Epithelial-mesenchymal transition mediated tumourigenesis in the gastrointestinal tract

Ammar Natalwala, Robert Spychal, Chris Tselepis*

*Corresponding author for this work

Research output: Contribution to journalLiterature reviewpeer-review

Abstract

Epithelial-mesenchymal transition (EMT) is a highly conserved process that has been well characterised in embryogenesis. Studies have shown that the aberrant activation of EMT in adult epithelia can promote tumour metastasis by repressing cell adhesion molecules, including epithelial (E)-cadherin. Reduced intracellular adhesion may allow tumour cells to disseminate and spread throughout the body. A number of transcription proteins of the Snail superfamily have been implicated in EMT. These proteins have been shown to be over-expressed in advanced gastrointestinal (GI) tumors including oesophageal adenocarcinomas, colorectal carcinomas, gastric and pancreatic cancers, with a concomitant reduction in the expression of E-cadherin. Regulators of EMT may provide novel clinical targets to detect GI cancers early, so that cancers previously associated with a poor prognosis such as pancreatic cancer can be diagnosed before they become inoperable. Furthermore, pharmacological therapies designed to inhibit these proteins will aim to prevent local and distant tumour invasion. (C) 2008 The WJG Press. All rights reserved.

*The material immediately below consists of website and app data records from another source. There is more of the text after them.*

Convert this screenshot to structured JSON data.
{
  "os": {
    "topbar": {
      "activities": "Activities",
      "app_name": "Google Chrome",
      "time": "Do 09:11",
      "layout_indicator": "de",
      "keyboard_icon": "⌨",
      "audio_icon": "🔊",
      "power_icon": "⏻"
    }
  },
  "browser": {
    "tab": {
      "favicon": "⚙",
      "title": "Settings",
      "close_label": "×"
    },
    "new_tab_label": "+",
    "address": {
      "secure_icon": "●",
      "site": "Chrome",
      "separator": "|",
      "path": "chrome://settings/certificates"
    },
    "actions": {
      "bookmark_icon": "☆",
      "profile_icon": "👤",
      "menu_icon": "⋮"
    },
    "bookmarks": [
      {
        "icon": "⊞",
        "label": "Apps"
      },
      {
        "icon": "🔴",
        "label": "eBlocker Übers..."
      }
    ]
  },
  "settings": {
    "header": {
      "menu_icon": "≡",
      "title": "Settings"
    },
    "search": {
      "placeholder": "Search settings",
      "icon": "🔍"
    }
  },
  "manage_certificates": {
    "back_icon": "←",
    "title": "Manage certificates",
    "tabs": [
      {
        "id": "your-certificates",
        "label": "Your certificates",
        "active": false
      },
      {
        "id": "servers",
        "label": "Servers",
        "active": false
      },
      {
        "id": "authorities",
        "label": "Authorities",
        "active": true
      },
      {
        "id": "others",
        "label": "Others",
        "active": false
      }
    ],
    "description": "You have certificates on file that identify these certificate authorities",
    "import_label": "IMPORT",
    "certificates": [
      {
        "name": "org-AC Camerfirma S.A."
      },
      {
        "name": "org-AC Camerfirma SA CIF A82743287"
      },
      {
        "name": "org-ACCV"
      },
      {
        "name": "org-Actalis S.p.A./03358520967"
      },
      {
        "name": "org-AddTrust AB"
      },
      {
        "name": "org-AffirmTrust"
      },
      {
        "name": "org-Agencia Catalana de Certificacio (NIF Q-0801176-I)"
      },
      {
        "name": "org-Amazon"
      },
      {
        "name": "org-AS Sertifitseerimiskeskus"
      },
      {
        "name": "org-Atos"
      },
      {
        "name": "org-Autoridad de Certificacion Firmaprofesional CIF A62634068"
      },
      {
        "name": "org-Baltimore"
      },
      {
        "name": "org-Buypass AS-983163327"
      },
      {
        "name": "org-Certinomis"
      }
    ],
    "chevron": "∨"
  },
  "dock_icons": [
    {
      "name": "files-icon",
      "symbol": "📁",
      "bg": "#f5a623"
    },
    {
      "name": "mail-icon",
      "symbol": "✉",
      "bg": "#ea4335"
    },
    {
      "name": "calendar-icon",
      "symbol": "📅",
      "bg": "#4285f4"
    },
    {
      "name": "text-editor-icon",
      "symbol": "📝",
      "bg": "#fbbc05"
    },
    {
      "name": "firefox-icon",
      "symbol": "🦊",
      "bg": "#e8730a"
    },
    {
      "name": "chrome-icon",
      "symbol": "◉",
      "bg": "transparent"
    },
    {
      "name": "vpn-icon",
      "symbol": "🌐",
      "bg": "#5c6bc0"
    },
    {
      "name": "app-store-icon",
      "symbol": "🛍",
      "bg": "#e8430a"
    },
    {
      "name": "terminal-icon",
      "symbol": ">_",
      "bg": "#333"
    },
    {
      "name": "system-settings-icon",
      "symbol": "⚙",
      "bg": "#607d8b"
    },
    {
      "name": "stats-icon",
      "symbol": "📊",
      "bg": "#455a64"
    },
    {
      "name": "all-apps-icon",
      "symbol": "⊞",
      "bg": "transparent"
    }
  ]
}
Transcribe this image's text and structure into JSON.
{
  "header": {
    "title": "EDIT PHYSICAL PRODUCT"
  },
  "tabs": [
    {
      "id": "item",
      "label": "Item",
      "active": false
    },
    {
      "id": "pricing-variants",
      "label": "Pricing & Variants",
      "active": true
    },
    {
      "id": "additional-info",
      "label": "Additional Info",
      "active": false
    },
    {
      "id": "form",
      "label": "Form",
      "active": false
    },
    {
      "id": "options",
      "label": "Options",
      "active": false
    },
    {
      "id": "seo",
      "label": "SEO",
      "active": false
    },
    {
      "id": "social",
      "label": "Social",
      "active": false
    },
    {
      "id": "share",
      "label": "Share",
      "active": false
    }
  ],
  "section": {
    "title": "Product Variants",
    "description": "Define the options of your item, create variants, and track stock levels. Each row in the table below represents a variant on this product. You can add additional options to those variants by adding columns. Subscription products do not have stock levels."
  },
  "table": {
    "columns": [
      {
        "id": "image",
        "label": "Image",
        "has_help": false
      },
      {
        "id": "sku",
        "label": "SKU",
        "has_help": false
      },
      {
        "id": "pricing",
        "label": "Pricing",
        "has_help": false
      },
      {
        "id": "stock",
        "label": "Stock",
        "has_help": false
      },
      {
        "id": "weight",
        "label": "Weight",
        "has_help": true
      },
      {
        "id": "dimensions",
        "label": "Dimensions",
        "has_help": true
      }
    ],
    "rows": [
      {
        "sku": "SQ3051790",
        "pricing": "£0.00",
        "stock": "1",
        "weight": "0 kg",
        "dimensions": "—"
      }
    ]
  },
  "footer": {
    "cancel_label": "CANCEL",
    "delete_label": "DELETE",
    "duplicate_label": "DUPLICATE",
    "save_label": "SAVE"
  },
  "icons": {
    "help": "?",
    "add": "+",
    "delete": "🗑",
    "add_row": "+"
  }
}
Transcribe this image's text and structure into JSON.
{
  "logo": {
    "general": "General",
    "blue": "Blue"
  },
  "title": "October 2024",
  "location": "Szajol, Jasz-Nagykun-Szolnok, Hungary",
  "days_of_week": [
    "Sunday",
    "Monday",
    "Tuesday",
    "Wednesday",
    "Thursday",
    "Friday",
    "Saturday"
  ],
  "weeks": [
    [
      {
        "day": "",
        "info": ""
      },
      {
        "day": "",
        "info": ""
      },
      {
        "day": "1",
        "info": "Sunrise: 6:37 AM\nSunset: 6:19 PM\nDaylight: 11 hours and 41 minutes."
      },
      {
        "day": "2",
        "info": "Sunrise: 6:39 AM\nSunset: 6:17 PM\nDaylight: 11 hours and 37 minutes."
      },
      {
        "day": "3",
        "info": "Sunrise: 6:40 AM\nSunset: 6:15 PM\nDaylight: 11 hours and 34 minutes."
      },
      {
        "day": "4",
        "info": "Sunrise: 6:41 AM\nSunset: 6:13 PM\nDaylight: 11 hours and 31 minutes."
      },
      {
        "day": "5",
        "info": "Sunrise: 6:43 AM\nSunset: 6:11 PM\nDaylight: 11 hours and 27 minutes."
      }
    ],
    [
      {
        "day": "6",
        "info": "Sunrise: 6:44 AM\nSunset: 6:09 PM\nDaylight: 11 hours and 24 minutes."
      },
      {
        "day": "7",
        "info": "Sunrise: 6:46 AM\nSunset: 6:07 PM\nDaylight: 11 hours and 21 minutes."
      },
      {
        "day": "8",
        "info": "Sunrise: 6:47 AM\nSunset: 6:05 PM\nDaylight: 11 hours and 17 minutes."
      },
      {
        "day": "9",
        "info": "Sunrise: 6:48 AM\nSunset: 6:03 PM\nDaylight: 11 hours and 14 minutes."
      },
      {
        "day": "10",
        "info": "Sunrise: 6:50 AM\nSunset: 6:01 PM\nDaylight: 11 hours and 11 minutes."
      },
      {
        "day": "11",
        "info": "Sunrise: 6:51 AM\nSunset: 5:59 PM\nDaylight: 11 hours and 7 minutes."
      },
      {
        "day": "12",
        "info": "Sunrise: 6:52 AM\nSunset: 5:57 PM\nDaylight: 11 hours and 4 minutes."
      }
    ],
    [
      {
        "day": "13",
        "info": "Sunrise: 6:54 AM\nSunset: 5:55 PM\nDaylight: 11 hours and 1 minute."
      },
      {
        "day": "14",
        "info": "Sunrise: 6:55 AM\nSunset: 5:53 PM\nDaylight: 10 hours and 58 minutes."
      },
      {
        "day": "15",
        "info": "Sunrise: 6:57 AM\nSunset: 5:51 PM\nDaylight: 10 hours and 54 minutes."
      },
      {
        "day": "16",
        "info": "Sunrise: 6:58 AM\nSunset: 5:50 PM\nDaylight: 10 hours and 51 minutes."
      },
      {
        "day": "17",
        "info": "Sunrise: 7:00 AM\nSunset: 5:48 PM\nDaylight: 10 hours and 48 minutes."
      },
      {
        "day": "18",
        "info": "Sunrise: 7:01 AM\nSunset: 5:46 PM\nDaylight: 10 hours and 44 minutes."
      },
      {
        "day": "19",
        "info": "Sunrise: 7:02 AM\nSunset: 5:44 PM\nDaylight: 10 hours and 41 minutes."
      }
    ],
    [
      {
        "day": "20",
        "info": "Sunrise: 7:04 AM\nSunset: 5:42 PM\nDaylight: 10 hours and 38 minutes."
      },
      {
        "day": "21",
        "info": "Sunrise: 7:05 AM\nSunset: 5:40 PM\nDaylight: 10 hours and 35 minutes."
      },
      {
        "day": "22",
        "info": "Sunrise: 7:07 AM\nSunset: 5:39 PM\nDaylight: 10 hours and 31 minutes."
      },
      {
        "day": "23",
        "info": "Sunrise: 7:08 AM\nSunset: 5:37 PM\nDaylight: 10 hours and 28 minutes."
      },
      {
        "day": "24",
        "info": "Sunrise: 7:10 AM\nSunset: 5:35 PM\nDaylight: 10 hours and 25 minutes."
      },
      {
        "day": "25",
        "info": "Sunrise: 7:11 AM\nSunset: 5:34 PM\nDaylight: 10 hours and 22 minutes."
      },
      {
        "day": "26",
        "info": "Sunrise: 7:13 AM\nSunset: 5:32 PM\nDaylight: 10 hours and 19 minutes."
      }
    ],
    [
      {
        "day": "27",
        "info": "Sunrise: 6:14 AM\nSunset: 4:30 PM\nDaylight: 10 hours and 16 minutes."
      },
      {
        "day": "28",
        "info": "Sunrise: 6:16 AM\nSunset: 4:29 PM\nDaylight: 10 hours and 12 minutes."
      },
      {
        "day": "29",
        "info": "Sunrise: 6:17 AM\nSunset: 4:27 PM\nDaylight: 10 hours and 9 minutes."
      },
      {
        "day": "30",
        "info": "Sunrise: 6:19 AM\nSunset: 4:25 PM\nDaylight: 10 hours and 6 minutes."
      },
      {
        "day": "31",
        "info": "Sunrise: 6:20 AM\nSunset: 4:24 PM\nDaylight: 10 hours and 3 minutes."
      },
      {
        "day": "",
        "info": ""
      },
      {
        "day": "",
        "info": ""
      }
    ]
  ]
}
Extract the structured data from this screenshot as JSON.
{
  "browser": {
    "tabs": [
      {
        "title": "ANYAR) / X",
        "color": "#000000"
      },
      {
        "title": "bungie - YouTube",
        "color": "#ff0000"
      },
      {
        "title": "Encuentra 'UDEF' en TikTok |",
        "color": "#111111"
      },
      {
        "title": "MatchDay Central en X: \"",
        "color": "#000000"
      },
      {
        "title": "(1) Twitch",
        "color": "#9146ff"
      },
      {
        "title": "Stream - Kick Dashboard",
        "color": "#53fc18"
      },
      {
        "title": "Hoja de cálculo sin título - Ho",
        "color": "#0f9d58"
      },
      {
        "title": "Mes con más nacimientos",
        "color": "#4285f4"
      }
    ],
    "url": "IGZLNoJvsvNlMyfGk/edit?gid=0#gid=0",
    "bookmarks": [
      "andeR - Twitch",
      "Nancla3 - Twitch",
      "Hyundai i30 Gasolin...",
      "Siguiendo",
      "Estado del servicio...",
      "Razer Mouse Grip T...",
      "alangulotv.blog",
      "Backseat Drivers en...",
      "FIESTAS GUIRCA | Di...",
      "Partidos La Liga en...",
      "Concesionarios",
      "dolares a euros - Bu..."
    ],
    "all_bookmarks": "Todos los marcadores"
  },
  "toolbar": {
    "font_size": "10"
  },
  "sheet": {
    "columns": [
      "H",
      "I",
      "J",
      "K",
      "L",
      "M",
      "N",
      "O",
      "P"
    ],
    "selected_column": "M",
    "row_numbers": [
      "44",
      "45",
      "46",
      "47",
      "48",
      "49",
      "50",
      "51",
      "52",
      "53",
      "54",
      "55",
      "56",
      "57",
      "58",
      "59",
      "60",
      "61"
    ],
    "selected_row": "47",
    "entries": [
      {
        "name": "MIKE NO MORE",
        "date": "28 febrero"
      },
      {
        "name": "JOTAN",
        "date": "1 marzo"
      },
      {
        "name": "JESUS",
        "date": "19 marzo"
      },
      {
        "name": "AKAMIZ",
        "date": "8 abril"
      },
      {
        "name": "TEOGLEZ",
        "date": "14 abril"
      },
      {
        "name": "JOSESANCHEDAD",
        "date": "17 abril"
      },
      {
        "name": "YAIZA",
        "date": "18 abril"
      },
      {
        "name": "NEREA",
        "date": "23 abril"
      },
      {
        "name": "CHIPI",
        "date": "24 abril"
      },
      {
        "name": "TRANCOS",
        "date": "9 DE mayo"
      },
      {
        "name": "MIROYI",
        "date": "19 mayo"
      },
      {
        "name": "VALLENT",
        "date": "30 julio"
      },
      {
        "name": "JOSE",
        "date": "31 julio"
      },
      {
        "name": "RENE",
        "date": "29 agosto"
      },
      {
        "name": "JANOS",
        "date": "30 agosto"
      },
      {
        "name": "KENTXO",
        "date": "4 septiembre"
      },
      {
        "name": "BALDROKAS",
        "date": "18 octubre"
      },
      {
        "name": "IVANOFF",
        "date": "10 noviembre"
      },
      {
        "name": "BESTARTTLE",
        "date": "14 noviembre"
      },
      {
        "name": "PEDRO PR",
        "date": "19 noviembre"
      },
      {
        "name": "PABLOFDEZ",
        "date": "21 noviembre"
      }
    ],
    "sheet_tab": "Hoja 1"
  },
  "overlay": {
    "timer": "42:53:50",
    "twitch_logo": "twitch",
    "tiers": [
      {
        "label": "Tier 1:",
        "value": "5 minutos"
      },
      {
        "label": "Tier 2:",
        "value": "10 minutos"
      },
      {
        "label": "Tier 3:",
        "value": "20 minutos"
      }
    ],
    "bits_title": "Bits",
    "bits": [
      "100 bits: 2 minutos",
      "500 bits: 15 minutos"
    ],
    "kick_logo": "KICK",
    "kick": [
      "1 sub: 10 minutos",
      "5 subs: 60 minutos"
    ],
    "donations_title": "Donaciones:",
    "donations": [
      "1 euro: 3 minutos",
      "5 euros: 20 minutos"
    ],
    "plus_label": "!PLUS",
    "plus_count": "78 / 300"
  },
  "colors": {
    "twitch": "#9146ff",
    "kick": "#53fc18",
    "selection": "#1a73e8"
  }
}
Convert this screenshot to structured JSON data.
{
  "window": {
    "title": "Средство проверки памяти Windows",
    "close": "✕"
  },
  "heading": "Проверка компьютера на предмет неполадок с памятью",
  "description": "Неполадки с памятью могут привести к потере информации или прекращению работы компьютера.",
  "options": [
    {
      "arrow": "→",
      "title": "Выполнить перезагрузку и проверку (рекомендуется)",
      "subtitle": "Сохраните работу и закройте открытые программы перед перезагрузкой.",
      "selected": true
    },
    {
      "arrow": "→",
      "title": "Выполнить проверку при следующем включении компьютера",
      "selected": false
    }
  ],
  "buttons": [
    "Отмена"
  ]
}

Original languageEnglish
Pages (from-to)3792-3797
Number of pages6
JournalWorld Journal of Gastroenterology
Volume14
Issue number24
DOIs
Publication statusPublished - 28 Jun 2008

Keywords

  • epithelial-mesenchymal transition
  • transcription proteins
  • E-cadherin
  • gastrointestinal cancer
  • SQUAMOUS-CELL CARCINOMA
  • TRANSCRIPTIONAL REPRESSOR SNAIL
  • WNT SIGNALING PATHWAY
  • E-CADHERIN REPRESSOR
  • REGULATES E-CADHERIN
  • GASTRIC-CANCER
  • COLORECTAL-CANCER
  • PANCREATIC-CANCER
  • HEPATOCELLULAR-CARCINOMA
  • BETA-CATENIN

Cite this